(Web page and app entries)
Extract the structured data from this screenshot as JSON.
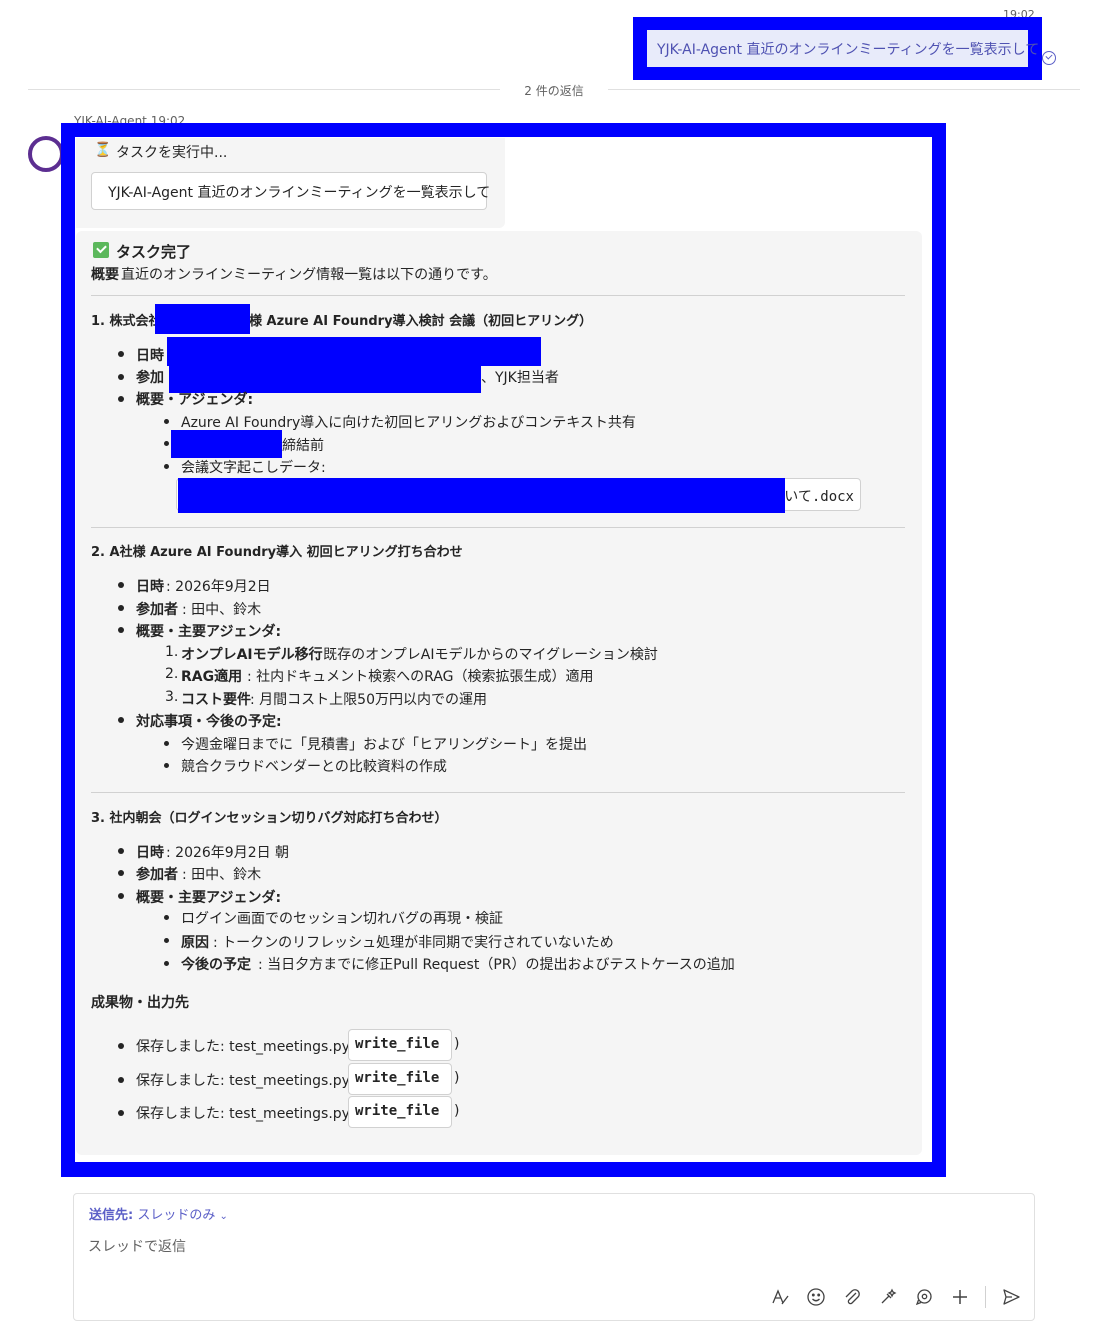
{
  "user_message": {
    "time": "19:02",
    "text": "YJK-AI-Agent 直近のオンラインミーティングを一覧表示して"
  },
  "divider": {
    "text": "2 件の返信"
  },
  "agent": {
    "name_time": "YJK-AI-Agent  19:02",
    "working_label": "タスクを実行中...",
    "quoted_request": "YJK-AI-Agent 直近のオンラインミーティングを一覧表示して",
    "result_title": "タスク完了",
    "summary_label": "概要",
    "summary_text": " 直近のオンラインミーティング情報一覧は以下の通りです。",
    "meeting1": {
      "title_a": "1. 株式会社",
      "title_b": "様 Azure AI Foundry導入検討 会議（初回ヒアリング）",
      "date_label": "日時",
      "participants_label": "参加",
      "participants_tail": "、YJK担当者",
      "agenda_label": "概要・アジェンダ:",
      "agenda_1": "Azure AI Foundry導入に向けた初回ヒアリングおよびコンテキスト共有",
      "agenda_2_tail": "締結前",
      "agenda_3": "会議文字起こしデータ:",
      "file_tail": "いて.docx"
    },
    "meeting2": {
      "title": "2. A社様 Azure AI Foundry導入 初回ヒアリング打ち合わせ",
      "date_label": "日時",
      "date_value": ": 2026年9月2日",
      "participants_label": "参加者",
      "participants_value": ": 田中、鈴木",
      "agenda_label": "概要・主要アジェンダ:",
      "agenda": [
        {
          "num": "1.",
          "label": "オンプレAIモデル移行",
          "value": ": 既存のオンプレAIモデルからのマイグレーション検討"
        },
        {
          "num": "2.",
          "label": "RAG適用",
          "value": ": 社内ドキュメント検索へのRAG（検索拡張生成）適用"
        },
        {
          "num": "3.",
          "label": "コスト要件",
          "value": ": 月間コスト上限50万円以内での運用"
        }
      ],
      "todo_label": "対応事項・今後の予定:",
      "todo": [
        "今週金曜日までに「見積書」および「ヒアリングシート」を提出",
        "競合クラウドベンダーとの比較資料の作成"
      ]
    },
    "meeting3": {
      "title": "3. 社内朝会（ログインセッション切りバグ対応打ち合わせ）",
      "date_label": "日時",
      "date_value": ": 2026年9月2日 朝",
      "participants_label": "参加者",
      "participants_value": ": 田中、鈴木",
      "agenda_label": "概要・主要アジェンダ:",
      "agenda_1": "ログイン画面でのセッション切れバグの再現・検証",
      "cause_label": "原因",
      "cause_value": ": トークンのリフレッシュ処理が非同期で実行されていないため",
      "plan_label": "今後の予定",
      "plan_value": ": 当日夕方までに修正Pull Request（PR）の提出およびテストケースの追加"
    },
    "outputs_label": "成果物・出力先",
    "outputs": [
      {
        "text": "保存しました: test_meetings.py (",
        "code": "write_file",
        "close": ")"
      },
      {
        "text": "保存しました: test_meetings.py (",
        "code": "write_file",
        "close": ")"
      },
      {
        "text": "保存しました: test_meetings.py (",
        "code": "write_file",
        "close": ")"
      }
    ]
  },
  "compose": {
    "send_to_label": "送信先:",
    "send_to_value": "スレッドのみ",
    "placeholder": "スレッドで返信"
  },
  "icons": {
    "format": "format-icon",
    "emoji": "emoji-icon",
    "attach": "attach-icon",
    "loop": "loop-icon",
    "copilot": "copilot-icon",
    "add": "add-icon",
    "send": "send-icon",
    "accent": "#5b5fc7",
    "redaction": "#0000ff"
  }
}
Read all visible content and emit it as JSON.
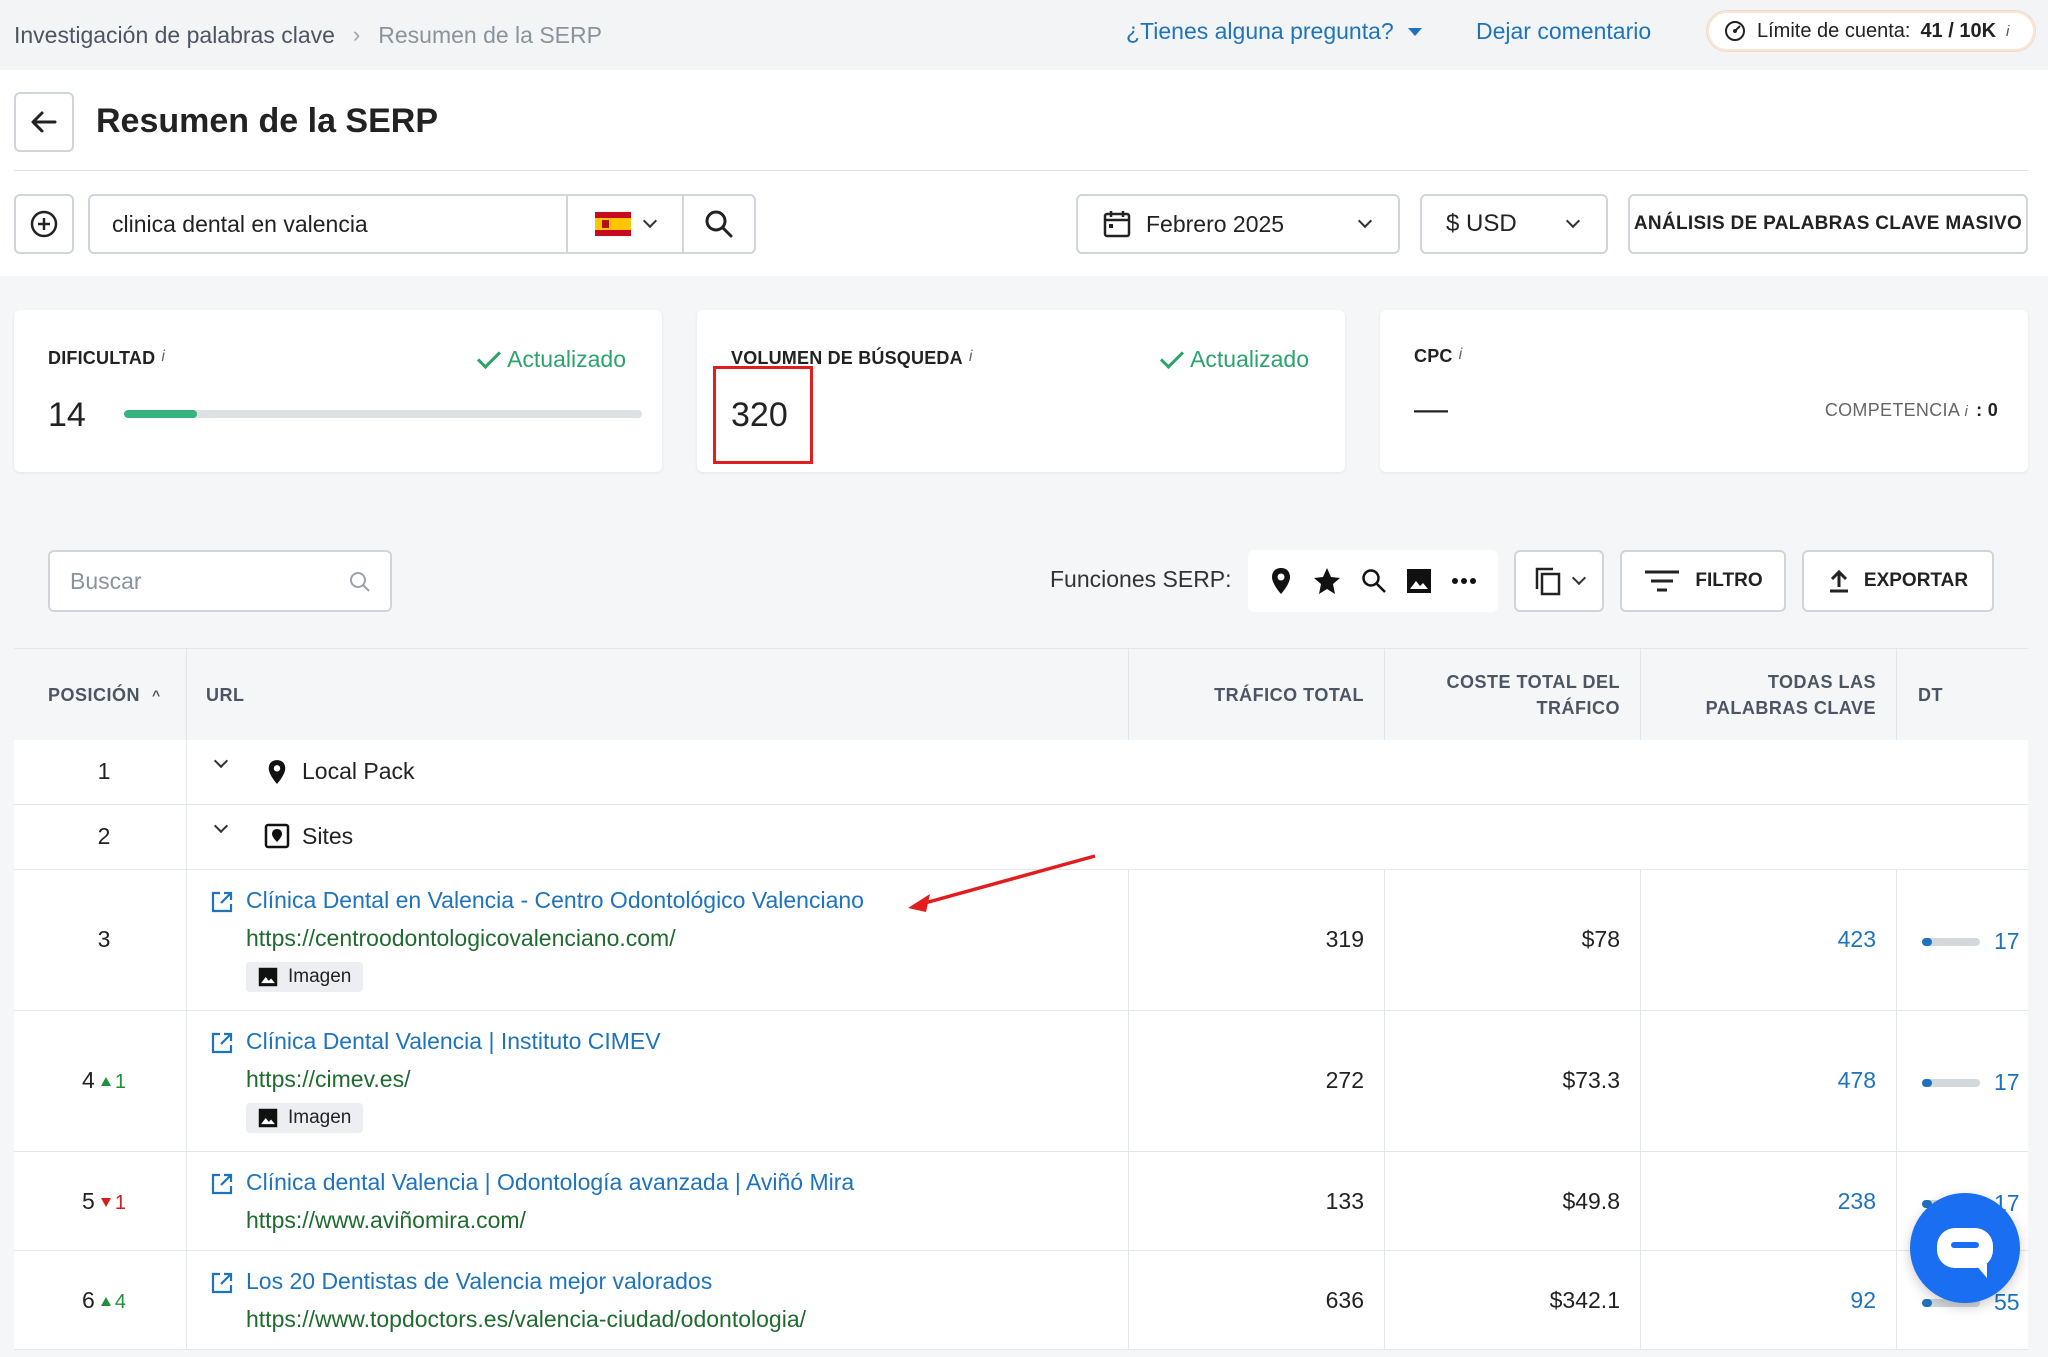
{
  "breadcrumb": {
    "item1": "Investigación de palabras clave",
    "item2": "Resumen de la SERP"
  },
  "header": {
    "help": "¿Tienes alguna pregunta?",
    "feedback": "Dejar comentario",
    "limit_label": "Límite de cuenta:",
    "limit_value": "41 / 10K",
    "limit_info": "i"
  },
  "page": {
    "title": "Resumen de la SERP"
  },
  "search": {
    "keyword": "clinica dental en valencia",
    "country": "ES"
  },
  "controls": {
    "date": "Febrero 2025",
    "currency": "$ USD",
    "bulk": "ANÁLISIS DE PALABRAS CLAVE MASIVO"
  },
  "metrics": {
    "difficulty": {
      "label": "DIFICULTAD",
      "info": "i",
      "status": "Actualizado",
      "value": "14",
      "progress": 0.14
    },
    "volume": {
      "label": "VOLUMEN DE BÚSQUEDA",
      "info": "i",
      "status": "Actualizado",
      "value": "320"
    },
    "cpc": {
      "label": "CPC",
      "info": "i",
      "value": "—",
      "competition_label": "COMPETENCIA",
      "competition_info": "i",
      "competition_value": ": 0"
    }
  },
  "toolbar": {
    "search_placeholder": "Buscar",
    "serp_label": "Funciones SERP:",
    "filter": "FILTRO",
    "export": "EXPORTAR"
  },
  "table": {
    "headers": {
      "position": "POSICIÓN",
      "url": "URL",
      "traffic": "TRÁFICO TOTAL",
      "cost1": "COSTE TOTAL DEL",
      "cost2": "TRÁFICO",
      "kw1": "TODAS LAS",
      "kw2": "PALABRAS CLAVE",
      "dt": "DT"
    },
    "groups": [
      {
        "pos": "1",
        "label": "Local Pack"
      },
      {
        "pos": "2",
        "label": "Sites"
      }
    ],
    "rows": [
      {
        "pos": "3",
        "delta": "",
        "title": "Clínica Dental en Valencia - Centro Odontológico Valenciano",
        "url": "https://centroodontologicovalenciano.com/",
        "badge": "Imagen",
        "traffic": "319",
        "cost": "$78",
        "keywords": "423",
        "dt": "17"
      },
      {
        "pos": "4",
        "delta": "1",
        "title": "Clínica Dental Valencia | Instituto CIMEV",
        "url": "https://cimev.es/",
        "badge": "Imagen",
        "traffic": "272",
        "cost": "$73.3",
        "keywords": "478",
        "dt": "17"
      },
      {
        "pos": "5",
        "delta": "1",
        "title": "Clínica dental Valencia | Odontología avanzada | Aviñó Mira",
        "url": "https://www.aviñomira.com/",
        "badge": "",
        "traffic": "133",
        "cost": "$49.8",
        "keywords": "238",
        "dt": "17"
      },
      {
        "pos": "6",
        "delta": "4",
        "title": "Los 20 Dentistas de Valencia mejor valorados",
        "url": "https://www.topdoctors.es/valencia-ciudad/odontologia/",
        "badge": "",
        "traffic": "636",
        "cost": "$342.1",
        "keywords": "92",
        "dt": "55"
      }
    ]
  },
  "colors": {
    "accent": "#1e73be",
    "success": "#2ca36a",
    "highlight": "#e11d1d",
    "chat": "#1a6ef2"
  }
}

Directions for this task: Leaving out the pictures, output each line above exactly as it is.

Response box:
Extract the structured data from this screenshot as JSON.
{
  "user_message": {
    "time": "19:02",
    "text": "YJK-AI-Agent 直近のオンラインミーティングを一覧表示して"
  },
  "divider": {
    "text": "2 件の返信"
  },
  "agent": {
    "name_time": "YJK-AI-Agent  19:02",
    "working_label": "タスクを実行中...",
    "quoted_request": "YJK-AI-Agent 直近のオンラインミーティングを一覧表示して",
    "result_title": "タスク完了",
    "summary_label": "概要",
    "summary_text": " 直近のオンラインミーティング情報一覧は以下の通りです。",
    "meeting1": {
      "title_a": "1. 株式会社",
      "title_b": "様 Azure AI Foundry導入検討 会議（初回ヒアリング）",
      "date_label": "日時",
      "participants_label": "参加",
      "participants_tail": "、YJK担当者",
      "agenda_label": "概要・アジェンダ:",
      "agenda_1": "Azure AI Foundry導入に向けた初回ヒアリングおよびコンテキスト共有",
      "agenda_2_tail": "締結前",
      "agenda_3": "会議文字起こしデータ:",
      "file_tail": "いて.docx"
    },
    "meeting2": {
      "title": "2. A社様 Azure AI Foundry導入 初回ヒアリング打ち合わせ",
      "date_label": "日時",
      "date_value": ": 2026年9月2日",
      "participants_label": "参加者",
      "participants_value": ": 田中、鈴木",
      "agenda_label": "概要・主要アジェンダ:",
      "agenda": [
        {
          "num": "1.",
          "label": "オンプレAIモデル移行",
          "value": ": 既存のオンプレAIモデルからのマイグレーション検討"
        },
        {
          "num": "2.",
          "label": "RAG適用",
          "value": ": 社内ドキュメント検索へのRAG（検索拡張生成）適用"
        },
        {
          "num": "3.",
          "label": "コスト要件",
          "value": ": 月間コスト上限50万円以内での運用"
        }
      ],
      "todo_label": "対応事項・今後の予定:",
      "todo": [
        "今週金曜日までに「見積書」および「ヒアリングシート」を提出",
        "競合クラウドベンダーとの比較資料の作成"
      ]
    },
    "meeting3": {
      "title": "3. 社内朝会（ログインセッション切りバグ対応打ち合わせ）",
      "date_label": "日時",
      "date_value": ": 2026年9月2日 朝",
      "participants_label": "参加者",
      "participants_value": ": 田中、鈴木",
      "agenda_label": "概要・主要アジェンダ:",
      "agenda_1": "ログイン画面でのセッション切れバグの再現・検証",
      "cause_label": "原因",
      "cause_value": ": トークンのリフレッシュ処理が非同期で実行されていないため",
      "plan_label": "今後の予定",
      "plan_value": ": 当日夕方までに修正Pull Request（PR）の提出およびテストケースの追加"
    },
    "outputs_label": "成果物・出力先",
    "outputs": [
      {
        "text": "保存しました: test_meetings.py (",
        "code": "write_file",
        "close": ")"
      },
      {
        "text": "保存しました: test_meetings.py (",
        "code": "write_file",
        "close": ")"
      },
      {
        "text": "保存しました: test_meetings.py (",
        "code": "write_file",
        "close": ")"
      }
    ]
  },
  "compose": {
    "send_to_label": "送信先:",
    "send_to_value": "スレッドのみ",
    "placeholder": "スレッドで返信"
  },
  "icons": {
    "format": "format-icon",
    "emoji": "emoji-icon",
    "attach": "attach-icon",
    "loop": "loop-icon",
    "copilot": "copilot-icon",
    "add": "add-icon",
    "send": "send-icon",
    "accent": "#5b5fc7",
    "redaction": "#0000ff"
  }
}
Read all visible content and emit it as JSON.
{
  "breadcrumb": {
    "item1": "Investigación de palabras clave",
    "item2": "Resumen de la SERP"
  },
  "header": {
    "help": "¿Tienes alguna pregunta?",
    "feedback": "Dejar comentario",
    "limit_label": "Límite de cuenta:",
    "limit_value": "41 / 10K",
    "limit_info": "i"
  },
  "page": {
    "title": "Resumen de la SERP"
  },
  "search": {
    "keyword": "clinica dental en valencia",
    "country": "ES"
  },
  "controls": {
    "date": "Febrero 2025",
    "currency": "$ USD",
    "bulk": "ANÁLISIS DE PALABRAS CLAVE MASIVO"
  },
  "metrics": {
    "difficulty": {
      "label": "DIFICULTAD",
      "info": "i",
      "status": "Actualizado",
      "value": "14",
      "progress": 0.14
    },
    "volume": {
      "label": "VOLUMEN DE BÚSQUEDA",
      "info": "i",
      "status": "Actualizado",
      "value": "320"
    },
    "cpc": {
      "label": "CPC",
      "info": "i",
      "value": "—",
      "competition_label": "COMPETENCIA",
      "competition_info": "i",
      "competition_value": ": 0"
    }
  },
  "toolbar": {
    "search_placeholder": "Buscar",
    "serp_label": "Funciones SERP:",
    "filter": "FILTRO",
    "export": "EXPORTAR"
  },
  "table": {
    "headers": {
      "position": "POSICIÓN",
      "url": "URL",
      "traffic": "TRÁFICO TOTAL",
      "cost1": "COSTE TOTAL DEL",
      "cost2": "TRÁFICO",
      "kw1": "TODAS LAS",
      "kw2": "PALABRAS CLAVE",
      "dt": "DT"
    },
    "groups": [
      {
        "pos": "1",
        "label": "Local Pack"
      },
      {
        "pos": "2",
        "label": "Sites"
      }
    ],
    "rows": [
      {
        "pos": "3",
        "delta": "",
        "title": "Clínica Dental en Valencia - Centro Odontológico Valenciano",
        "url": "https://centroodontologicovalenciano.com/",
        "badge": "Imagen",
        "traffic": "319",
        "cost": "$78",
        "keywords": "423",
        "dt": "17"
      },
      {
        "pos": "4",
        "delta": "1",
        "title": "Clínica Dental Valencia | Instituto CIMEV",
        "url": "https://cimev.es/",
        "badge": "Imagen",
        "traffic": "272",
        "cost": "$73.3",
        "keywords": "478",
        "dt": "17"
      },
      {
        "pos": "5",
        "delta": "1",
        "title": "Clínica dental Valencia | Odontología avanzada | Aviñó Mira",
        "url": "https://www.aviñomira.com/",
        "badge": "",
        "traffic": "133",
        "cost": "$49.8",
        "keywords": "238",
        "dt": "17"
      },
      {
        "pos": "6",
        "delta": "4",
        "title": "Los 20 Dentistas de Valencia mejor valorados",
        "url": "https://www.topdoctors.es/valencia-ciudad/odontologia/",
        "badge": "",
        "traffic": "636",
        "cost": "$342.1",
        "keywords": "92",
        "dt": "55"
      }
    ]
  },
  "colors": {
    "accent": "#1e73be",
    "success": "#2ca36a",
    "highlight": "#e11d1d",
    "chat": "#1a6ef2"
  }
}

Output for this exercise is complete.